1. Embrace feeling “negative” emotions — often.While it's natural to prefer praise over criticism in the realm of productivity and teamwork, relying solely on positive feedback can blind us to areas that require improvement. It's essential to actively seek out constructive criticism, as "bad news" actually becomes "good news" when it leads to personal growth and enhanced team dynamics.
2. Have a go-to question.To foster psychological safety and promote open communication, establish a go-to question that's personalized, consistent, and encompasses these three elements:
- The question cannot be answered with a yes or a no
- Your question must sound like you
- Your question must be adapted for the person you’re talking to
3. Embrace the other person’s discomfort.Embrace discomfort when soliciting feedback. Remain silent after asking your go-to question to allow the other person time to reflect and respond.
4. Listen to understand, not to respond.To gain valuable insights from feedback, avoid being defensive and prioritize understanding over reacting.
5. Close the loop: Make your listening tangible.Foster continuous feedback, follow up and share the actions taken based on the feedback that you get. Outline the steps to be taken without making unrealistic promises. If you’re unable to act, communicate the reasons why and keep the feedback in mind. Silence after feedback is perceived as indifference. Remember that communication is essential.
6. Make giving feedback — not venting — a team habit.Make giving feedback a team habit where people feel safe giving it directly instead of going to a third party, as this can create long-term issues.
4 Ways Leaders Can Protect Their Time and Empower Their TeamsInsights from Maura Thomas
Being in a leadership role often means that your time is constantly in demand which doesn’t leave much room for reflective thinking or important work. Here are four strategies to manage your team while creating space for undistracted thinking time:
1. Mentor in hindsightMentoring is an important role of leadership. Not only does it helps employees to advance within the organization, but it also creates a culture of continuous learning and growth.
2. Create boundaries for decision-makingEstablishing decision-making boundaries is crucial in ensuring your team understands their roles and responsibilities within the company, allowing them to navigate and make decisions confidently. Doing so creates a sense of clarity that can lead to creative thinking in unpredictable situations.
3. Have regular meetings with direct reports and designated times for othersSetting dedicated times in your calendar to meet with your team empowers them, reduces interruptions, and boosts employee engagement.
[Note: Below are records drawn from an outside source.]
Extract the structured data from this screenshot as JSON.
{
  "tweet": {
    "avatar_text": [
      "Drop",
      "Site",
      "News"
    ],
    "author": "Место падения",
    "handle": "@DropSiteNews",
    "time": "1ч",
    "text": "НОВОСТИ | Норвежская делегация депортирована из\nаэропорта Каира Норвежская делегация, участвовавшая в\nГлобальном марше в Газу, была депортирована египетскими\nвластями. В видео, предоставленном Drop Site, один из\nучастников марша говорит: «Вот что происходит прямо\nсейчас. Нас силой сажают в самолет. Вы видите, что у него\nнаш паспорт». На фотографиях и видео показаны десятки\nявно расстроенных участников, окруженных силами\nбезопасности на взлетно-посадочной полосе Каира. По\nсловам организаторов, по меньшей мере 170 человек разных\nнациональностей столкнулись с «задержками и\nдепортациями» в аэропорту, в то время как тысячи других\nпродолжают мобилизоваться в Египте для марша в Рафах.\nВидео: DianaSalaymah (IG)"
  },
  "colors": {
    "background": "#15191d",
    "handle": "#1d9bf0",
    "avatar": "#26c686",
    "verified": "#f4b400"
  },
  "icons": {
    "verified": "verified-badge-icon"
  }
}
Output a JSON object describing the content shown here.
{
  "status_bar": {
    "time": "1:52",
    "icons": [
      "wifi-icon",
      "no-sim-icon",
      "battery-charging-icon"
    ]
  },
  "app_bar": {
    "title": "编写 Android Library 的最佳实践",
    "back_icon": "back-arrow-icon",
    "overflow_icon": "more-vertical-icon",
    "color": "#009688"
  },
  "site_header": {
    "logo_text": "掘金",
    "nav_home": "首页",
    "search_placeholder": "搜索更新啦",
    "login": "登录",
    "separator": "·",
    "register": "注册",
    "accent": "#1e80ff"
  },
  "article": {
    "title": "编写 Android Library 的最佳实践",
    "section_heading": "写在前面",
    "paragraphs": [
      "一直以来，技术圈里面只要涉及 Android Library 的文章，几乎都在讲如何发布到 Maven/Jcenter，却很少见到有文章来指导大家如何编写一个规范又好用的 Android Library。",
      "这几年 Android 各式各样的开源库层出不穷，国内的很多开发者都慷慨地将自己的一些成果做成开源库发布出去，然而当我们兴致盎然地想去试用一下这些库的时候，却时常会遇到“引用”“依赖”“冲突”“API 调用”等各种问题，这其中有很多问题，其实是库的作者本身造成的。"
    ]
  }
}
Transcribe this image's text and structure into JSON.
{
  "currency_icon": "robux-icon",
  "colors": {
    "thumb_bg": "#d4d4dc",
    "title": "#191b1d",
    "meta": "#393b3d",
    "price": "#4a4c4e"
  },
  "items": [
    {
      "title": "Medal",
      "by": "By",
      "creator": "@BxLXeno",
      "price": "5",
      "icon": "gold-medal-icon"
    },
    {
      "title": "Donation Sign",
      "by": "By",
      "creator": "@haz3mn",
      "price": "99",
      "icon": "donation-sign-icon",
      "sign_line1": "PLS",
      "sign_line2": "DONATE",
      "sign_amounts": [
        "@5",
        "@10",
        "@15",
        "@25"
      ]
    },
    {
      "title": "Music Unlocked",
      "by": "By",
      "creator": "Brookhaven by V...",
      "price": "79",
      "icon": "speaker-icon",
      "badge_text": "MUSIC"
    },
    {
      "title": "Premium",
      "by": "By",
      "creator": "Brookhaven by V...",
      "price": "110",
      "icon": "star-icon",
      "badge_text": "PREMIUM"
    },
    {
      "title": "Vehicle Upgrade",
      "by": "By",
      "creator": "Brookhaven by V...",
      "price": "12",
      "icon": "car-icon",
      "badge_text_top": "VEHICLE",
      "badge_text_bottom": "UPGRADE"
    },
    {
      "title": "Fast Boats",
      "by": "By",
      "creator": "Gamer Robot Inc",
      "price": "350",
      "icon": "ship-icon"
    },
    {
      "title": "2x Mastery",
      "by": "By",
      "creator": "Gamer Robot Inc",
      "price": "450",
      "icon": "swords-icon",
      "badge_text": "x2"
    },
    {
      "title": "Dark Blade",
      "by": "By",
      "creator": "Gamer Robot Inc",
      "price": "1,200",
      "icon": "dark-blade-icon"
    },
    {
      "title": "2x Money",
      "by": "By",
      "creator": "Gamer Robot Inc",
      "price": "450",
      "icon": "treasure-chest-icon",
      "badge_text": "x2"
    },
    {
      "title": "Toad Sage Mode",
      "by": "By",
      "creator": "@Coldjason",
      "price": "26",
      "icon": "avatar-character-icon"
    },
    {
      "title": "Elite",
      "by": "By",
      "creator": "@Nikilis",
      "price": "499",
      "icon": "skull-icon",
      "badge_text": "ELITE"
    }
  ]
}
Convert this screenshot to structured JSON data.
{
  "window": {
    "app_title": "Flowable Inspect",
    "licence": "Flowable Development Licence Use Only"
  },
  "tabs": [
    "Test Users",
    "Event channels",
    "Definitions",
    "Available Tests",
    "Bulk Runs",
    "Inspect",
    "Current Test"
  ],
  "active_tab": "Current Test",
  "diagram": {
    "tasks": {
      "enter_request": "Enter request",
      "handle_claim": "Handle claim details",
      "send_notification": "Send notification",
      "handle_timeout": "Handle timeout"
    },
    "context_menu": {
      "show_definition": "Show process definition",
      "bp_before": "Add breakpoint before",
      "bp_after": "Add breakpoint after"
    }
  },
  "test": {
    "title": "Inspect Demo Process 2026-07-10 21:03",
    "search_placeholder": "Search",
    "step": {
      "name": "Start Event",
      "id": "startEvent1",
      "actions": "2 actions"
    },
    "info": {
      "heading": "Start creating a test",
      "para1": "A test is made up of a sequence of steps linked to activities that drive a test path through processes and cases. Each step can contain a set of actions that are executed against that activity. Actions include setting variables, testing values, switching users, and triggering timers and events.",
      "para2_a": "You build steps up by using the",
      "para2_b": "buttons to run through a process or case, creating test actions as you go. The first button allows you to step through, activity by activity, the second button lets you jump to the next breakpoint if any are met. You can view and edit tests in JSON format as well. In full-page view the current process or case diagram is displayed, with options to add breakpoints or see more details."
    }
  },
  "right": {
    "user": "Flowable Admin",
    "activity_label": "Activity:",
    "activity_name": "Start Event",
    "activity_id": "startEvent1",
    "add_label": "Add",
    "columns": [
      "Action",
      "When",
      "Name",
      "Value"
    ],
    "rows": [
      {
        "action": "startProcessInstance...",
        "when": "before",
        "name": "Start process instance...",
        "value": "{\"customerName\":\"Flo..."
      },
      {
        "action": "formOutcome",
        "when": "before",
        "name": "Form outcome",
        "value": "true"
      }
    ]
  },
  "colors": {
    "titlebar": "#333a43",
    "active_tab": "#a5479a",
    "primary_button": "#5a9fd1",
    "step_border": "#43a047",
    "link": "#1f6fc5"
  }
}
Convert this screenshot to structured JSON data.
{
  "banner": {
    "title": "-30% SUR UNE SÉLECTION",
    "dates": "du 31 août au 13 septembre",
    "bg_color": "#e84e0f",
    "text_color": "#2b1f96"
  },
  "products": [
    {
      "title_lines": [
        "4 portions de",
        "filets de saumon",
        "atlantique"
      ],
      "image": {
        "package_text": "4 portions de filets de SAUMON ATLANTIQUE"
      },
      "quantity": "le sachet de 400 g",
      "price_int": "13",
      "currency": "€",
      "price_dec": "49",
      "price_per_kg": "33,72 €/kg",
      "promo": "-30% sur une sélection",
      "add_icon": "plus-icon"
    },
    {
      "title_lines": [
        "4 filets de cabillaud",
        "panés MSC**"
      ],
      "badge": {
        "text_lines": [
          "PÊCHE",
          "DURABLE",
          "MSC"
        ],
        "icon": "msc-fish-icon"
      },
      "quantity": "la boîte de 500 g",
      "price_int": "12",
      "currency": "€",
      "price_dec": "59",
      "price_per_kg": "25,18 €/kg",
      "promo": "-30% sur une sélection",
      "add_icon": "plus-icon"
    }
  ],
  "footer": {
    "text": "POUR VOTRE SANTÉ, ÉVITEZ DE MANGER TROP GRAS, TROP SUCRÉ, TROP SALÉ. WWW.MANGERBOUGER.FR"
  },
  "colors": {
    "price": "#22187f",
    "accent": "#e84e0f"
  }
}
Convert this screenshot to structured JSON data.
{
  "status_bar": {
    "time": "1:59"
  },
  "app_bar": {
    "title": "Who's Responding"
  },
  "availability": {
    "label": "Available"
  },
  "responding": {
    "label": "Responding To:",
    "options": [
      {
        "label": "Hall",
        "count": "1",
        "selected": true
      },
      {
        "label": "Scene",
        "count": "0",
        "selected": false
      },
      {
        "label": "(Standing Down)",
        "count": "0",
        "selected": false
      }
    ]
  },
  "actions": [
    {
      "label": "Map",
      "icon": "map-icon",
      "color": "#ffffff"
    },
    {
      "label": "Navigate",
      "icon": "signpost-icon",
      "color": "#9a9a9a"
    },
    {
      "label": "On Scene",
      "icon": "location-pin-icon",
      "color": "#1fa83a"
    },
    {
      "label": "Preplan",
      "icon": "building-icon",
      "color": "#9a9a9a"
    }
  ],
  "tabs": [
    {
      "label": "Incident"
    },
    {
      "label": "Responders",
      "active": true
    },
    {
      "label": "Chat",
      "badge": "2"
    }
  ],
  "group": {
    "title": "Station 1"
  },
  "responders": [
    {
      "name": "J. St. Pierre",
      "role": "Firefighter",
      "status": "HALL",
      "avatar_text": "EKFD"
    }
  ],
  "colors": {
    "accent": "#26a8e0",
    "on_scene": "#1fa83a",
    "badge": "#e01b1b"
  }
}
4. Be available less oftenLeaders who make themselves constantly available to their team can inadvertently disempower them and reinforce a behavior loop of constantly bringing problems to them for solutions. This behavior might seem innocent initially, but it isn't. As a leader, you must trust your team's judgment to handle problems independently.
Fresh out of the oven, Notion released their newest feature yesterday - Wikis and Verified Pages! This update is perfect for companies who want to keep their important information in one centralized location. Along with the new Wiki database, they added a new property called “Verify,” which makes it a breeze to see which pages are up to date. Click here to learn more about it.
Image by Lizand Mollie
That's it for this week's issue! We hope these insights and tactics inspire you to reach new heights in productivity and your team. Stay tuned for more practical tips in our next issue, and remember, if you like what you read, share it with someone you think might also like it.
Until next time,
Enjoyed the read? Subscribe for more 👇